Experienced surfers make it look so easy! A few weeks ago, I spent some time in Hawai’i watching (from the comfort of my beach chair) skilled surfers ride the waves with acrobatic precision and ballet-like choreography. I noticed that each one followed a very similar routine before venturing into the water. Every single surfer walked up to where the waves lapped the shore and then stopped and scanned the ocean for several minutes. Next they waded in up to their knees and paused and assessed the water again. This observation interested me enough that I asked two of them about the significance of what they were doing. Their answer was not entirely unexpected. Continue reading
“Frustrating,” came the response. My eyebrows rose with the unspoken question.
“The instructor decided to introduce some new routines today. But she clearly hadn’t practiced them herself. It seemed as if she was formulating them in her mind while she demonstrated them! So she kept getting confused and missing steps; then she would correct herself as she went along and sometimes start from the beginning and other times pick up where she left off. It was a mess; all in all, a very confusing and exasperating experience! If only she’d thought it through and practiced it at least once on her own before she presented it in front of a group of people, it would have been much better.”
Hmm! My husband’s experience at the gym got me thinking about some of the business presentations I’ve observed over the years. I have seen very intelligent people unable to communicate their message to others, primarily because they haven’t taken a few minutes to formulate their thoughts and practice what they wanted to say. Because they are authorities in their areas of expertise, they feel that they can improvise or present off-the-cuff. Yet what you know is not necessarily linked to how well you can communicate it to others. There are very few people who are able to successfully cobble together a business presentation “on-the-fly”; the rest of us must put at least some preparation and practice into it. If you don’t invest at least some time in laying out an outline and practicing key components of what you want to say, you run the risk of confusing and perhaps even annoying your audience, something you definitely don’t want to do if your objective is to persuade and convince.
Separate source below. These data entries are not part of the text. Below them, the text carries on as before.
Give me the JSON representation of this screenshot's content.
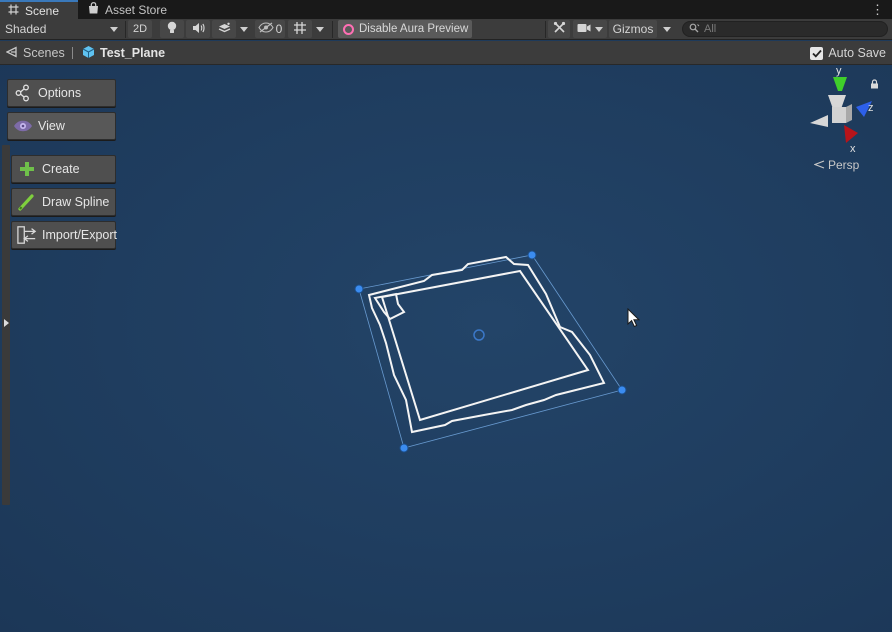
{
  "tabs": [
    {
      "label": "Scene",
      "icon": "hash-grid-icon",
      "active": true
    },
    {
      "label": "Asset Store",
      "icon": "shopping-bag-icon",
      "active": false
    }
  ],
  "toolbar": {
    "shading_mode": "Shaded",
    "mode_2d_label": "2D",
    "hidden_count": "0",
    "aura_button_label": "Disable Aura Preview",
    "gizmos_label": "Gizmos",
    "search_placeholder": "All"
  },
  "breadcrumb": {
    "root_label": "Scenes",
    "scene_label": "Test_Plane"
  },
  "auto_save": {
    "label": "Auto Save",
    "checked": true
  },
  "tool_panel": {
    "options_label": "Options",
    "view_label": "View",
    "create_label": "Create",
    "draw_spline_label": "Draw Spline",
    "import_export_label": "Import/Export"
  },
  "orientation_gizmo": {
    "y_label": "y",
    "z_label": "z",
    "x_label": "x",
    "projection_label": "Persp"
  },
  "colors": {
    "viewport_background": "#1f3d5f",
    "selection_handle": "#3b8cf0",
    "accent_tab": "#3a79bb",
    "aura_ring": "#ff6fb4",
    "axis_x": "#c8161c",
    "axis_y": "#4ecb26",
    "axis_z": "#2a5de8"
  }
}
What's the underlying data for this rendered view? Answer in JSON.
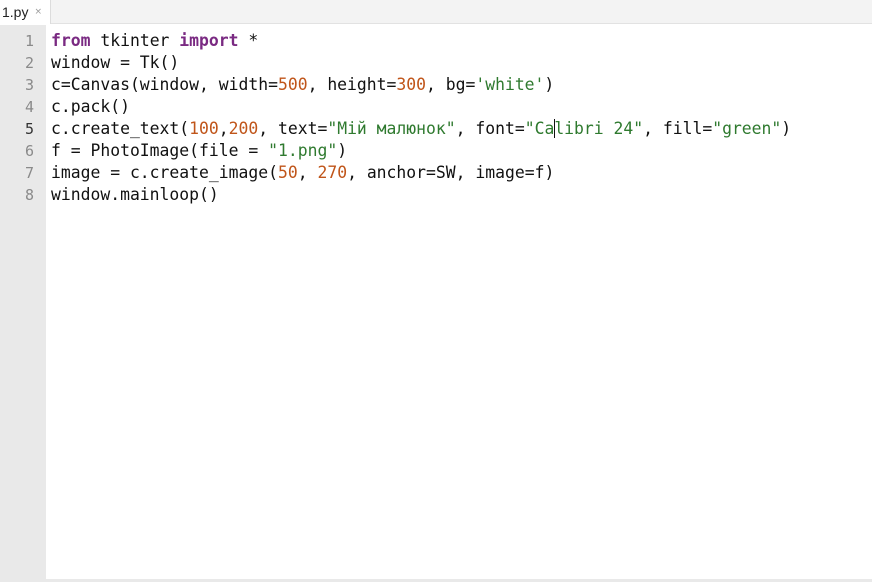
{
  "tab": {
    "title": "1.py",
    "close_glyph": "×"
  },
  "gutter": {
    "numbers": [
      "1",
      "2",
      "3",
      "4",
      "5",
      "6",
      "7",
      "8"
    ],
    "active_line": "5"
  },
  "code": {
    "line1": {
      "kw_from": "from",
      "t1": " tkinter ",
      "kw_import": "import",
      "t2": " *"
    },
    "line2": {
      "t1": "window = Tk()"
    },
    "line3": {
      "t1": "c=Canvas(window, width=",
      "n1": "500",
      "t2": ", height=",
      "n2": "300",
      "t3": ", bg=",
      "s1": "'white'",
      "t4": ")"
    },
    "line4": {
      "t1": "c.pack()"
    },
    "line5": {
      "t1": "c.create_text(",
      "n1": "100",
      "t2": ",",
      "n2": "200",
      "t3": ", text=",
      "s1": "\"Мій малюнок\"",
      "t4": ", font=",
      "s2a": "\"Ca",
      "s2b": "libri 24\"",
      "t5": ", fill=",
      "s3": "\"green\"",
      "t6": ")"
    },
    "line6": {
      "t1": "f = PhotoImage(file = ",
      "s1": "\"1.png\"",
      "t2": ")"
    },
    "line7": {
      "t1": "image = c.create_image(",
      "n1": "50",
      "t2": ", ",
      "n2": "270",
      "t3": ", anchor=SW, image=f)"
    },
    "line8": {
      "t1": "window.mainloop()"
    }
  },
  "colors": {
    "keyword": "#7a2a82",
    "number": "#c0551a",
    "string": "#2f7a2f",
    "gutter_bg": "#e9e9e9",
    "text": "#111111"
  }
}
So, do you agree? Do you normally invest time in preparing and practicing before you present, or are you one of those lucky people who can “wing it”?